ABOUT THIS EXERCISE =>
Scan the entries for the word "JSON". Every line that has it should be copied.

THE INPUT =>
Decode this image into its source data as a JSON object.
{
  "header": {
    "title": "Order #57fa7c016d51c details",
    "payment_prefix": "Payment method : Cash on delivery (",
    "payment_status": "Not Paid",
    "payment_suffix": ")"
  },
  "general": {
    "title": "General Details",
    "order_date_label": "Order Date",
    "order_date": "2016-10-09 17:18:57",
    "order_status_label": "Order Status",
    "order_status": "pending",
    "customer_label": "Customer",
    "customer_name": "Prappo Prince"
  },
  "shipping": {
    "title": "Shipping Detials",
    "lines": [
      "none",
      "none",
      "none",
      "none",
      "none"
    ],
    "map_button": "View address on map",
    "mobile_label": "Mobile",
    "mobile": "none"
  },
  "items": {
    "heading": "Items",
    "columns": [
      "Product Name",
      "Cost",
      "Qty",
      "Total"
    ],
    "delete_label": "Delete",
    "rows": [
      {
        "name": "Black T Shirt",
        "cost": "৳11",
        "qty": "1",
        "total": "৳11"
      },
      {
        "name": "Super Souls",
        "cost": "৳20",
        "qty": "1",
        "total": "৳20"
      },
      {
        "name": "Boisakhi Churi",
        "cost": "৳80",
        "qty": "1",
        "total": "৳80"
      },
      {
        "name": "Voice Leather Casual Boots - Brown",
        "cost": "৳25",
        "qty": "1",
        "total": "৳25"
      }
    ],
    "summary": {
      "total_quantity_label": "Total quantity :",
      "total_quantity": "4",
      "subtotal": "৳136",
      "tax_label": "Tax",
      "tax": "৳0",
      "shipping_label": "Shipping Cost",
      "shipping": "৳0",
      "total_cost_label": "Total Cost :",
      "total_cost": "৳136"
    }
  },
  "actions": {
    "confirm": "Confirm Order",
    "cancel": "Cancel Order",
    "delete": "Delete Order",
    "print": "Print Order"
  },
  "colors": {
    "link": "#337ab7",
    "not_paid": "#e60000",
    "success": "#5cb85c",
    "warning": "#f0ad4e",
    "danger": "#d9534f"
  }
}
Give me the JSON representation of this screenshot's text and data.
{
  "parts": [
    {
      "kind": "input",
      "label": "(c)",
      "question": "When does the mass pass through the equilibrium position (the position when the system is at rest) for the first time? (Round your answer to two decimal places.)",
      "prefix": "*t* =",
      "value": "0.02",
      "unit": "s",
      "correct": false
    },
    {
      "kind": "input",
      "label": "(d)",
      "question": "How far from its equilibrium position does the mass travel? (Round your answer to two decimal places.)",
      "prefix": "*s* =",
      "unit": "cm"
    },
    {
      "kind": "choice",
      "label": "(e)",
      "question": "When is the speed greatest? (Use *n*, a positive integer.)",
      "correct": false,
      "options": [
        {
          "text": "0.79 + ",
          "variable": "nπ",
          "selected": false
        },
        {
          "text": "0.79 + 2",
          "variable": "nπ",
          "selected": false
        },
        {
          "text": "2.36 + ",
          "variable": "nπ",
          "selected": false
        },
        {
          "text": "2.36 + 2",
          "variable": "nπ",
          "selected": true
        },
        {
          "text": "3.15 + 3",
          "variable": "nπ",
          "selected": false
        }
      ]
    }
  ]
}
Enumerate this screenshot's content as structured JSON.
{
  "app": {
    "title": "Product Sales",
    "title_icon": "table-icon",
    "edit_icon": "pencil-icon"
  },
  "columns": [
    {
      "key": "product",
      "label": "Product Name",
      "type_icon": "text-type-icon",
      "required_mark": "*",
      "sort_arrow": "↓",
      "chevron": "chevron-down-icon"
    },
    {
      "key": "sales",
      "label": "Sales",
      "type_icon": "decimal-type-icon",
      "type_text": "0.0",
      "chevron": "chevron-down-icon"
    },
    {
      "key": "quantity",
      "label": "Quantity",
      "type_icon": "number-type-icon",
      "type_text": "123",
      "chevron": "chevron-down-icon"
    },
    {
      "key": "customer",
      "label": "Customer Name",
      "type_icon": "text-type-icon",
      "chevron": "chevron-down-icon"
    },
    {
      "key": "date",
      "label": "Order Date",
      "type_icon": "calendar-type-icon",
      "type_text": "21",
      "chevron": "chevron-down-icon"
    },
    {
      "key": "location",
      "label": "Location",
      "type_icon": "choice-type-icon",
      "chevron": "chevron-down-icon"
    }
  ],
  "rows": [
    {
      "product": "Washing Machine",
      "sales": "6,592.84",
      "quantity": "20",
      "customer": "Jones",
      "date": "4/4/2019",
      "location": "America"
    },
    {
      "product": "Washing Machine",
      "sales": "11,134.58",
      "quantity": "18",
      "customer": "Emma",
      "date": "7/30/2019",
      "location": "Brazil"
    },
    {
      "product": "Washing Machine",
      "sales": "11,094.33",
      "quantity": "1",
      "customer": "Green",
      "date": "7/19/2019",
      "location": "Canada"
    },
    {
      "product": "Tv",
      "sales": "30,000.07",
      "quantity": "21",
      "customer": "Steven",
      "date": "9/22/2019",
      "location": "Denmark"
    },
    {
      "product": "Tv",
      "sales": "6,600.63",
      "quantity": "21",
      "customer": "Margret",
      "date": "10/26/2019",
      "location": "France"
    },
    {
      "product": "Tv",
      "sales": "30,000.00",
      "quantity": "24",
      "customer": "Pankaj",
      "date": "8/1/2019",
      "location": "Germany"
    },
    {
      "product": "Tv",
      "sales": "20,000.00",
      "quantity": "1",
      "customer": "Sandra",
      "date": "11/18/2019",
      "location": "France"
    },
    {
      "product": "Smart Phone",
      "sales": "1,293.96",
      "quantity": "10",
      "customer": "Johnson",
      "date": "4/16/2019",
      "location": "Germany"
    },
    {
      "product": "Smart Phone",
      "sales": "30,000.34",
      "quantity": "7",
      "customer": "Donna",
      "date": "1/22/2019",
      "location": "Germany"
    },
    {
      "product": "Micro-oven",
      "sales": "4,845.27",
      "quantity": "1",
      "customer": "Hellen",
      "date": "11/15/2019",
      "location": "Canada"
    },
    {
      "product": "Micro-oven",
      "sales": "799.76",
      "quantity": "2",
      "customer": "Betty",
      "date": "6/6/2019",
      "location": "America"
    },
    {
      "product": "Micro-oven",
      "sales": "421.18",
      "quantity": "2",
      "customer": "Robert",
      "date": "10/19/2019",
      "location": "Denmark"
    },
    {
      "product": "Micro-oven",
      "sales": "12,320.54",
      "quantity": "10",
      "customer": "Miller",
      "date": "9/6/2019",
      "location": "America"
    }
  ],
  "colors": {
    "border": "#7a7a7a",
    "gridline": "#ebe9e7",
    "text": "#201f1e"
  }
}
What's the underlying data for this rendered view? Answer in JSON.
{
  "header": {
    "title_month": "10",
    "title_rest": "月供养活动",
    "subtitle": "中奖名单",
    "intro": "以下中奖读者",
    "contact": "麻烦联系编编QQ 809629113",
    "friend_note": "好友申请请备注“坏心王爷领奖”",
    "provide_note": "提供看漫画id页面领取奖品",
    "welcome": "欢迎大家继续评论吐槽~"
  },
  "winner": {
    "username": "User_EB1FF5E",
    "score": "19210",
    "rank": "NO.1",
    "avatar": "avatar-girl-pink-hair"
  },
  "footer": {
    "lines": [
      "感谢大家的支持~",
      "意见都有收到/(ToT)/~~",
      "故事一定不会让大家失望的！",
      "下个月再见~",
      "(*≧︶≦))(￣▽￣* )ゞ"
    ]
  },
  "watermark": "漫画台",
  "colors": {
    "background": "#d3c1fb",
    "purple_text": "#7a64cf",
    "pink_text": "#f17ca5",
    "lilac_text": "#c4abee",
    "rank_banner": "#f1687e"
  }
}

TASK ANSWER =>
Decode this image into its source data as a JSON object.
Give me the JSON representation of this screenshot's text and data.
Enumerate this screenshot's content as structured JSON.
What's the underlying data for this rendered view? Answer in JSON.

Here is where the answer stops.